SAT A-16.txt

  1. acrimonious
    (adj) [ak r€ mo ne €s] bitter in language or tone; rancorous. The debate in Congress over the Brady Bill became acrimonious as the members began hurling insults at each other.
  2. atheist
    (n) [a the ist] one who denies the existence of God. Although an atheist himself, Shaw still admired the writings of those poets and novelists who expressed their belief in God in their works.
  3. benediction
    (n) [ben € dik sh€n] a blessing; the invocation of divine blessing. The chaplain uttered a brief benediction before the banquet was served.
  4. copious
    (adj) [ko pe €s] abundant. Popcorn filled the retiree’s copious overcoat pockets as she set out to feed the flocks of pigeons in the park.
  5. cupidity
    (n) [kyoo pid € te] avarice; greed. Magnifying his cupidity for material wealth was the equally despicable quality of flaunting the extravagant life style he felt he had earned.
  6. distraught
    (adj) [dis trot] in a state of mental conflict and confusion; distracted. Ophelia’s distraught brother flung himself into her grave and shouted that he wished to be buried with her.
  7. dulcet
    (adj) [dul sit] pleasing to the ear; melodious. The tourists stood transfixed as the dulcet voices of the rehearsing choir filled the church with sweet music.
  8. eclectic
    (adj) [e klek tik] consisting of selections from various sources; choosing the best from a number of sources. With an eclectic interest in books, Sheila read everything from Shakespeare to Superman.
  9. immaterial
    (adj) [im m€ tir e €l] insignificant; unimportant. The loss of Freddy’s wallet was immaterial, since it contained no money, no credit cards, nor his house key.
  10. querulous
    (adj) [kwer € les] peevish; faultfinding; expressing or suggestive of complaint. The more toys the spoiled child was given, the more querulous he became.
  11. retract
    (v) [ri trakt] to draw back or draw in; to take back a statement; to promise or to offer. Dr. Grindi had to retract the skin around the wound in order to see the source of the bleeding.
  12. risible
    (adj) [riz € bel capable of laughing or inclined to laugh; ridiculous. In contrast to the serious and businesslike supervisor, Compton’s risible nature kept the workers in the outer office entertained and amused.
  13. untenable
    (adj) [un ten € bel] that which cannot be maintained or occupied; incapable of being defended or held. The captain did not give the order to retreat until the appearance of the hoards of mounted knights made his position untenable.
  14. voracious
    (adj) [vo ra shes] ravenous; greedy; gluttonous. The voracious babysitter departed, leaving the refrigerator and pantry depleted.
  15. utilitarian

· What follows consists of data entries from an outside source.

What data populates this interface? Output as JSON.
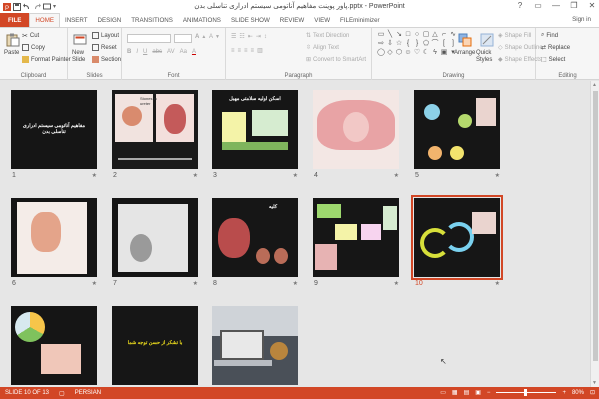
{
  "window": {
    "title": "پاور پوینت مفاهیم آناتومی سیستم ادراری تناسلی بدن.pptx - PowerPoint",
    "sign_in": "Sign in",
    "help": "?",
    "minimize": "—",
    "restore": "❐",
    "close": "✕"
  },
  "tabs": [
    "FILE",
    "HOME",
    "INSERT",
    "DESIGN",
    "TRANSITIONS",
    "ANIMATIONS",
    "SLIDE SHOW",
    "REVIEW",
    "VIEW",
    "FILEminimizer"
  ],
  "ribbon": {
    "clipboard": {
      "label": "Clipboard",
      "paste": "Paste",
      "cut": "Cut",
      "copy": "Copy",
      "format_painter": "Format Painter"
    },
    "slides": {
      "label": "Slides",
      "new_slide": "New Slide",
      "layout": "Layout",
      "reset": "Reset",
      "section": "Section"
    },
    "font": {
      "label": "Font"
    },
    "paragraph": {
      "label": "Paragraph",
      "text_direction": "Text Direction",
      "align_text": "Align Text",
      "convert_smartart": "Convert to SmartArt"
    },
    "drawing": {
      "label": "Drawing",
      "arrange": "Arrange",
      "quick_styles": "Quick Styles",
      "shape_fill": "Shape Fill",
      "shape_outline": "Shape Outline",
      "shape_effects": "Shape Effects"
    },
    "editing": {
      "label": "Editing",
      "find": "Find",
      "replace": "Replace",
      "select": "Select"
    }
  },
  "slides": [
    {
      "num": "1",
      "title": "مفاهیم آناتومی سیستم ادراری تناسلی بدن"
    },
    {
      "num": "2",
      "label": "Stones in ureter"
    },
    {
      "num": "3",
      "title": "اسکن اولیه سلامتی مهبل"
    },
    {
      "num": "4"
    },
    {
      "num": "5"
    },
    {
      "num": "6"
    },
    {
      "num": "7"
    },
    {
      "num": "8",
      "title": "کلیه"
    },
    {
      "num": "9"
    },
    {
      "num": "10"
    },
    {
      "num": "11"
    },
    {
      "num": "12",
      "title": "با تشکر از حسن توجه شما"
    },
    {
      "num": "13"
    }
  ],
  "status": {
    "slide_info": "SLIDE 10 OF 13",
    "language": "PERSIAN",
    "zoom": "80%"
  },
  "colors": {
    "accent": "#d24726",
    "selected_outline": "#d24726"
  }
}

    (adj) [yoo til € tar e €n] pertaining to or associated with usefulness; stressing the value of practical over aesthetic qualities. The director of the research lab persisted in asking the utilitarian question, “That’s all well and good, but what can it be used for?”
Card Set
SAT A-16.txt
SAT List A-16, for the week of Feb. 7, 2011.